Muv-Luv Alternative: Total Eclipse is an absolutely goofy name in general that’s tied to an extensive visual novel and series of spinoffs and other works over the years. The anime series here is one that completely stands on its own and doesn’t require any knowledge of any of it. What it does here is really invest in making this a strong property all on its own and to push forward with it in a big way. There’s a solid cast here, a really good story that’s expansive but personal and some great action alongside mechanical and character designs that elevates it all. I thoroughly enjoyed this series when I first saw it on a weekly basis and marathoning here just reinforces that as you see all the threads of the narrative in a clearer and more engaging way. There’s no skimping here as we get the kind of action and alien invasion show that I wish we had a few more like it each year instead of those that play cute and simple without anything challenging to it. Very recommended.
Japanese DTS-HD MA 2.0 Language, English DTS-HD MA 2.0 Language, English Subtitles, Clean Openings, Clean Closings
Content Grade: A
Audio Grade: A-
Video Grade: A
Packaging Grade: B+
Menu Grade: B
Extras Grade: B-
Released By: Sentai Filmworks
Release Date: January 20th, 2015
Running Time: 325 Minutes
Video Encoding: 1080p AVC
Aspect Ratio: 1.78:1 Widescreen
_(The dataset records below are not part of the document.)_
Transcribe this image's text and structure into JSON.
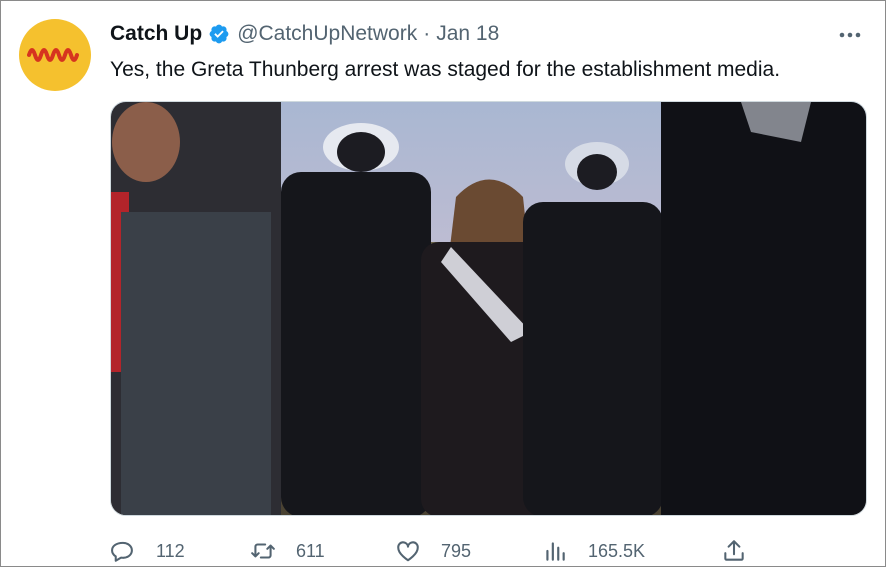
{
  "tweet": {
    "author_name": "Catch Up",
    "author_handle": "@CatchUpNetwork",
    "separator": "·",
    "date": "Jan 18",
    "text": "Yes, the Greta Thunberg arrest was staged for the establishment media."
  },
  "actions": {
    "reply_count": "112",
    "retweet_count": "611",
    "like_count": "795",
    "views_count": "165.5K"
  },
  "colors": {
    "avatar_bg": "#f5c12e",
    "avatar_logo": "#d6341f",
    "verified": "#1d9bf0",
    "secondary_text": "#536471",
    "primary_text": "#0f1419"
  },
  "icons": {
    "verified": "verified-badge-icon",
    "more": "more-dots-icon",
    "reply": "reply-icon",
    "retweet": "retweet-icon",
    "like": "heart-icon",
    "views": "views-chart-icon",
    "share": "share-icon"
  }
}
Sony KDL70R550A 70″ LED 1080P HDTV, Sony PlayStation3 Blu-ray player via HDMI set to 1080p, Onkyo TX-SR605 Receiver and Panasonic SB-TP20S Multi-Channel Speaker System With 100-Watt Subwoofer.